Your goal ▸ Search the listing for the string "Чтобы". Copy every line that has it.

Entries shown ▸

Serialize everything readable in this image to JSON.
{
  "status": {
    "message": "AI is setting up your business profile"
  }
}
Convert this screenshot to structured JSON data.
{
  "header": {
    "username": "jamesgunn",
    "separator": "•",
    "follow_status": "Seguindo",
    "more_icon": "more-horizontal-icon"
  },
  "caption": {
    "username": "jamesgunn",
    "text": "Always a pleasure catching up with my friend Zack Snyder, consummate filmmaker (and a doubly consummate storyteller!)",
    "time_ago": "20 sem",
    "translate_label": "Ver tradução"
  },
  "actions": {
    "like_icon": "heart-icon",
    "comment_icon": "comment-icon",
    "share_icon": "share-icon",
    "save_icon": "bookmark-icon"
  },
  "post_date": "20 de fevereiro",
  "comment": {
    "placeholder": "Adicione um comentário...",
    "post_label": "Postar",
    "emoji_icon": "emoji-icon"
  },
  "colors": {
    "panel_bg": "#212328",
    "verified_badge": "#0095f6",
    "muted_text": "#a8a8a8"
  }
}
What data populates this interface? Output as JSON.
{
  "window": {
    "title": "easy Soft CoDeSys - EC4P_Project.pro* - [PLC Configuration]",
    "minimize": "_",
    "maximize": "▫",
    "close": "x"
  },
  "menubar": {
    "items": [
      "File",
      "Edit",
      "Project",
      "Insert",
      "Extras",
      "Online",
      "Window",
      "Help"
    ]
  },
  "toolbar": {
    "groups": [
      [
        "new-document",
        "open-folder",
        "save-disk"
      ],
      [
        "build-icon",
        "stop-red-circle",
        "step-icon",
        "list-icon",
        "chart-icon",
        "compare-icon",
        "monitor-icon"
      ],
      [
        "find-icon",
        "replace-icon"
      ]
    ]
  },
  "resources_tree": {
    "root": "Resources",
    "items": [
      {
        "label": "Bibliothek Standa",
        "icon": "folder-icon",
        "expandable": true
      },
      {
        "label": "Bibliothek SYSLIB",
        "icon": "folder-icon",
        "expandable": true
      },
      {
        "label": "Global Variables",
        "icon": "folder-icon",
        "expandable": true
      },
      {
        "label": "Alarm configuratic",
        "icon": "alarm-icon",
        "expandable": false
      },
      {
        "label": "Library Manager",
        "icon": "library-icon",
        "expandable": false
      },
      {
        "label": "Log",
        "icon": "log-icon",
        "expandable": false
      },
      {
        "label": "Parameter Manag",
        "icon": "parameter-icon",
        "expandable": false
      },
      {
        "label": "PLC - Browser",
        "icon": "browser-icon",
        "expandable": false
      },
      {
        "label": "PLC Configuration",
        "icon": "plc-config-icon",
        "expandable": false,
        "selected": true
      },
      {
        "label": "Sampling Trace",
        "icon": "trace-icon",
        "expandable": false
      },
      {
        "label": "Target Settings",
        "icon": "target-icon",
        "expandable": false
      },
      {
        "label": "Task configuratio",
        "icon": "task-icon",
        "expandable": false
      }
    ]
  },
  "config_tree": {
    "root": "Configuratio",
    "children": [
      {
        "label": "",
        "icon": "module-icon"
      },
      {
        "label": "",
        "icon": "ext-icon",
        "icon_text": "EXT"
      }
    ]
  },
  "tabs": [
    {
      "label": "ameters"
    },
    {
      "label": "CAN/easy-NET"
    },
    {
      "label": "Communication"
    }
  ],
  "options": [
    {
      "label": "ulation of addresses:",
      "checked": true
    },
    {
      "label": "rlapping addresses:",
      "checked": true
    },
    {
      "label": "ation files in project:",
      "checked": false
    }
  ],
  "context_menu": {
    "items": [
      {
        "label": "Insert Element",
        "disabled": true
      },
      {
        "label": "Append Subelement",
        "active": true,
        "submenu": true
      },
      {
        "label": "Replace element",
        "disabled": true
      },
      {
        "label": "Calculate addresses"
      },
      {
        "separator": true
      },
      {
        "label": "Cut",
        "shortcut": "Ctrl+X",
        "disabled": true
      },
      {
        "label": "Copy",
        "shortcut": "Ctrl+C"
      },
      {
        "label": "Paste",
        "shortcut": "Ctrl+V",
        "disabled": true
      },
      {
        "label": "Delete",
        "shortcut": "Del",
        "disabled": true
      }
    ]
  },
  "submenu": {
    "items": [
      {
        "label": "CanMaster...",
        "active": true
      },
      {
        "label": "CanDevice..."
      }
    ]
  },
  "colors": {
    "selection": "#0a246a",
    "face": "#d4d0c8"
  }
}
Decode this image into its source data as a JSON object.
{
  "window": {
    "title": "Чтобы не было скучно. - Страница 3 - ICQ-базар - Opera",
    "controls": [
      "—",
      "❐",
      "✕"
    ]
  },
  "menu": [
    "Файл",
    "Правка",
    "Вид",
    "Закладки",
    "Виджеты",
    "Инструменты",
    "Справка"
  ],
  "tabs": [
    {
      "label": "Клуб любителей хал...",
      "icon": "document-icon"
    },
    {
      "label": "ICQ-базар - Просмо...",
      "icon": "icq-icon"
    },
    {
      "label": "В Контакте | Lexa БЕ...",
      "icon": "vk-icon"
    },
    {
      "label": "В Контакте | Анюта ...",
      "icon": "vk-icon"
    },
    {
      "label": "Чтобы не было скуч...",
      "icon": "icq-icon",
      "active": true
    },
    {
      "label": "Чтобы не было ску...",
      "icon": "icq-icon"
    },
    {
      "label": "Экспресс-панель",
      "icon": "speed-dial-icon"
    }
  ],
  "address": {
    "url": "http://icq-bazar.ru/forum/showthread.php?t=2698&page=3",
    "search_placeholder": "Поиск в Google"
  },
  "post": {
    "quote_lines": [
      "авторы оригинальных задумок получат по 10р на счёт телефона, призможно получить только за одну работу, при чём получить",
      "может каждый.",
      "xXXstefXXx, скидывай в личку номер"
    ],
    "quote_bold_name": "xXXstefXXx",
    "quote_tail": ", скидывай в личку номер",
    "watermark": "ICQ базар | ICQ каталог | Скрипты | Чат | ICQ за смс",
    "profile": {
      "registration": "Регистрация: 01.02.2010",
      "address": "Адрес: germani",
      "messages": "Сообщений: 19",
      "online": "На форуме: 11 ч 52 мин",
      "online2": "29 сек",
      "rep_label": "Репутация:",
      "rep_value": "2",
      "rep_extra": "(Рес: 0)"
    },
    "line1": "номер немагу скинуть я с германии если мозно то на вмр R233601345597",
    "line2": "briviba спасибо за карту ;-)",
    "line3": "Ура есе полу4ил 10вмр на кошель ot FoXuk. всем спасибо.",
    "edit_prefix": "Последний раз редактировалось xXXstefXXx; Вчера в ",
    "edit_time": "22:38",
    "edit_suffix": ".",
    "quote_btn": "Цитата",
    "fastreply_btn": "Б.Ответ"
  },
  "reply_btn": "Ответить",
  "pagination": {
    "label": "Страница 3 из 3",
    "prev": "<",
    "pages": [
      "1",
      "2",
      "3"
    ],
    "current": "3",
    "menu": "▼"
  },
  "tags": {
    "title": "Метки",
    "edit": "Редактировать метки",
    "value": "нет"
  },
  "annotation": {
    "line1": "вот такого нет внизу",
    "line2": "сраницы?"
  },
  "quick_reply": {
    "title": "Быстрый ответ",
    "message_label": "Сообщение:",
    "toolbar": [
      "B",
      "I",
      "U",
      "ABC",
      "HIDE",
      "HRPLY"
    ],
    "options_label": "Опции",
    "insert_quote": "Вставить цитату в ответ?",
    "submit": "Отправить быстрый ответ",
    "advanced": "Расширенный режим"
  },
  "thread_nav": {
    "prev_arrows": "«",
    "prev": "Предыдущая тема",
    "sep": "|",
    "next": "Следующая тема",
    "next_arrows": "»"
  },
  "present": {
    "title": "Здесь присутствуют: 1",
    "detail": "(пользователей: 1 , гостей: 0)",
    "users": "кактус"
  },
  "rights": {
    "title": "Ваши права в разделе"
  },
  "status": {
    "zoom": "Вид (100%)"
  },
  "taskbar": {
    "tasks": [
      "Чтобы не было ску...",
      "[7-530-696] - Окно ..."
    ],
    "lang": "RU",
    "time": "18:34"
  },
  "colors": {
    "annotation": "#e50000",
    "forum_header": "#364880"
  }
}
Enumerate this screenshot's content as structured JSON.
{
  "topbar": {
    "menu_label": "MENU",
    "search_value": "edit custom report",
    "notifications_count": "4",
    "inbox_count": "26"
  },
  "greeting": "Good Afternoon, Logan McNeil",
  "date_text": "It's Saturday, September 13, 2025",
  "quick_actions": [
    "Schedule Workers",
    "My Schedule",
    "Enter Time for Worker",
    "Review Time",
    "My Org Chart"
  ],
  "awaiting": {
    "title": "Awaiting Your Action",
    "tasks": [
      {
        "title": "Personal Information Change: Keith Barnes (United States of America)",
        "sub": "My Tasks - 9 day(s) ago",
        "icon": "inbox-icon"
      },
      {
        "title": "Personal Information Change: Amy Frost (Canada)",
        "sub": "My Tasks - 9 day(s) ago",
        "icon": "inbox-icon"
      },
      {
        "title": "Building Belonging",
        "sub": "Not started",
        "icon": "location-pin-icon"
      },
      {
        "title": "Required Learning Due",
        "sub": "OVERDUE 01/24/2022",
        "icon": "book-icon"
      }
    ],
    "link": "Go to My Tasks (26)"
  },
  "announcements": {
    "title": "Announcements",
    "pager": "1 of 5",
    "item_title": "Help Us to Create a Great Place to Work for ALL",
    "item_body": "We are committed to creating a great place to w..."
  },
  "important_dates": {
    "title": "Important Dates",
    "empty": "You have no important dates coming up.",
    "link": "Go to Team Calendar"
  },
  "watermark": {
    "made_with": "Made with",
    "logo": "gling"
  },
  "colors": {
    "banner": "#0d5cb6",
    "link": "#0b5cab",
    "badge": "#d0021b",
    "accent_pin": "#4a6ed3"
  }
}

Exercise output ▸
    "title": "Чтобы не было скучно. - Страница 3 - ICQ-базар - Opera",
      "label": "Чтобы не было скуч...",
      "label": "Чтобы не было ску...",
      "Чтобы не было ску...",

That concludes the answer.